Continue to practice and “pay” for your dog turning to look at you. Eventually, after many, many, many repetitions, you may be able to replace your food reinforcer with attention and affection in order to keep the behavior strong once it has been established.
When you start to train the shoulder tap, be mindful that deaf dogs often startle. As a deaf dog cannot hear an approach, and sometimes cannot feel vibrations of someone nearby, the dog may startle when you appear suddenly. Work on associating people’s approach with positive things. You may have to hold a tiny bit of a yummy food each time you get near your deaf dog.
The next step in training a deaf dog is to build more visual cues for communication. Some people choose to use American Sign Language (ASL) signs and/or single-hand adaptations of the ASL signs. You can also make up your own signals as long as they are distinct and consistent.
The importance of recall

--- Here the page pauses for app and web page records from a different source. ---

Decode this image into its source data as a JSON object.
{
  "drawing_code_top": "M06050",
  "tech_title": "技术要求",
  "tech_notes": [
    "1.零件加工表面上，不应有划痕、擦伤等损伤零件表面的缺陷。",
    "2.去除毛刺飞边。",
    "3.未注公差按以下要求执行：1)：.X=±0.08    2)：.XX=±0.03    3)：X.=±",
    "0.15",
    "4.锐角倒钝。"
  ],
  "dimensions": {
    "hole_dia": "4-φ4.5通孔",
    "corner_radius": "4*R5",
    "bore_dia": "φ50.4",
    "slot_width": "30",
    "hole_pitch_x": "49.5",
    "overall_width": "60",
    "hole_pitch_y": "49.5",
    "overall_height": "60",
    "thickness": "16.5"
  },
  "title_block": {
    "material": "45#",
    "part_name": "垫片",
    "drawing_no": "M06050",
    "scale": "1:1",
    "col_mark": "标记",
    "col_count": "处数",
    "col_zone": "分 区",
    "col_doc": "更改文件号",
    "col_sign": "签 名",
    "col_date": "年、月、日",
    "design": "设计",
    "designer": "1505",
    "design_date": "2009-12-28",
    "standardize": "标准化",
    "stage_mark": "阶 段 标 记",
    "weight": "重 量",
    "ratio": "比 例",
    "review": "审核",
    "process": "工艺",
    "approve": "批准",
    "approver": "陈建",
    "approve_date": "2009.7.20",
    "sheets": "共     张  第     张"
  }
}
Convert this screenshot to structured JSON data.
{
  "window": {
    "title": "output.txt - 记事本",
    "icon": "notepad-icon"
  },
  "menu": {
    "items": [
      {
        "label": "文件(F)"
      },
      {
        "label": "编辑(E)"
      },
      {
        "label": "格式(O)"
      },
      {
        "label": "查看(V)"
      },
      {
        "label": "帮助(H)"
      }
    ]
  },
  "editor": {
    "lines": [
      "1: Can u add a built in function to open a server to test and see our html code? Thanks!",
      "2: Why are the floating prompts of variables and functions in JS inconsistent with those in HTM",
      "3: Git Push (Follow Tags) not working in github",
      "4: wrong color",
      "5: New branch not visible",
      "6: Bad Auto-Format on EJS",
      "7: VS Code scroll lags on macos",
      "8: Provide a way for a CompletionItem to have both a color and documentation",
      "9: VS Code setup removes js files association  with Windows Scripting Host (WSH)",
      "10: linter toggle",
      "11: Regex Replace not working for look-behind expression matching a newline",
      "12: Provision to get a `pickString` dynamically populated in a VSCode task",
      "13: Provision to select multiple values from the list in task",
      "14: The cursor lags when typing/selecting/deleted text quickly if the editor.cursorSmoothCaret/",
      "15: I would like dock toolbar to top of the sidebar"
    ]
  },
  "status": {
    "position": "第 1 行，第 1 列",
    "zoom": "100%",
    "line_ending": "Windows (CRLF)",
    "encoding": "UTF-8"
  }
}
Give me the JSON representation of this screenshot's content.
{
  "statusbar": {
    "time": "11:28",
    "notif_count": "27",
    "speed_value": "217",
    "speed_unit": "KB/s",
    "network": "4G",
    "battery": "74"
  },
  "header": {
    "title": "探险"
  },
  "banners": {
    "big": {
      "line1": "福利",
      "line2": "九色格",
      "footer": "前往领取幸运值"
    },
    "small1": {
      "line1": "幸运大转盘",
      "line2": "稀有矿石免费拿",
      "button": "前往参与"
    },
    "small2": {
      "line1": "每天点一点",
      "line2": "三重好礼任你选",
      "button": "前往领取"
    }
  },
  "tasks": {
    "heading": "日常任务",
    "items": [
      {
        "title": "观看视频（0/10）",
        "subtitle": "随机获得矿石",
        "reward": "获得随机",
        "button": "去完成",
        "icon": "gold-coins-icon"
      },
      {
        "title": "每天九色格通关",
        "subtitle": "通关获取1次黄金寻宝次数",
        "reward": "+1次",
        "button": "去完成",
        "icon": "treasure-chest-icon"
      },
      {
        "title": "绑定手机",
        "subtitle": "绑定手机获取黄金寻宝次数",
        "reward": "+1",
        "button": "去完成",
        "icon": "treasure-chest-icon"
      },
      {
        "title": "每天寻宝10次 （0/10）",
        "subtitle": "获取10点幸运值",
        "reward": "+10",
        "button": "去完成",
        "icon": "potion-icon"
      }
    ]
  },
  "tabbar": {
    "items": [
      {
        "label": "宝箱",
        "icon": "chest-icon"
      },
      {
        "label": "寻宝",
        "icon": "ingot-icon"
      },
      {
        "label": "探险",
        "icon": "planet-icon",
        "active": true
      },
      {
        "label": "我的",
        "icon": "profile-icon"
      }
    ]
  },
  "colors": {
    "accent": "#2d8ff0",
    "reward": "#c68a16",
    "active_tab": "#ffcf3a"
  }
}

Another vital part of communicating with a deaf dog is teaching a recall. I always advocate in favor of safety first, so I recommend working on longer-distance recalls in fenced areas or with a long leash. However, as with any behavior, you will want to start training in close proximity and in a low-distraction environment. Move away, at first just an inch at a time, and then signal with a visual cue for your dog to come to you. Mark movement toward you and be sure to reinforce as the pup arrives where you are. As with any recall, slowly build distance and eventually build in distractions.
The regular “check-in” behavior that you trained earlier will be important now as you work on recall with a deaf dog. You need your deaf dog to look back at you for instruction. Behaviors that are reinforced are repeated, so be sure that your pup finds coming to you when “called” a highly reinforcing behavior! Remember, just like training a hearing dog, be sure to break any new behavior into small pieces and train in short training sessions with many opportunities to “get it right.” Always end the exercise on a positive note.
Expect, and handle, frustration
There are common frustrations training ANY dog, or ANY animal. However, with a deaf dog, these feelings of exasperation may be intensified. Try to remember that even if you believe you have broken down the task into very small, manageable pieces and are communicating very clearly and efficiently, you are, in fact, communicating with a different species.
Because humans are verbally oriented in our information exchanges, communicating in different ways with a deaf dog may be a struggle at first. Any time that you feel overwhelmed, stop and take a break. Revert back to something very simple, like making eye contact and marking and reinforcing this successful behavior. Celebrate tiny accomplishments; remember that this is a marathon and not a sprint. Your communication and training with your deaf dog, as with hearing dogs, will be a lifelong endeavor.
Resource: Terrie Hayward/clickertraining.com
Judy Endo is the author of Paws-itive Pet Tales. A lifelong resident of the Wilkes-Barre area, she has been a professional dog trainer/competitor as well as a lifetime animal lover and strong supporter of animal rescue. Contact: firstname.lastname@example.org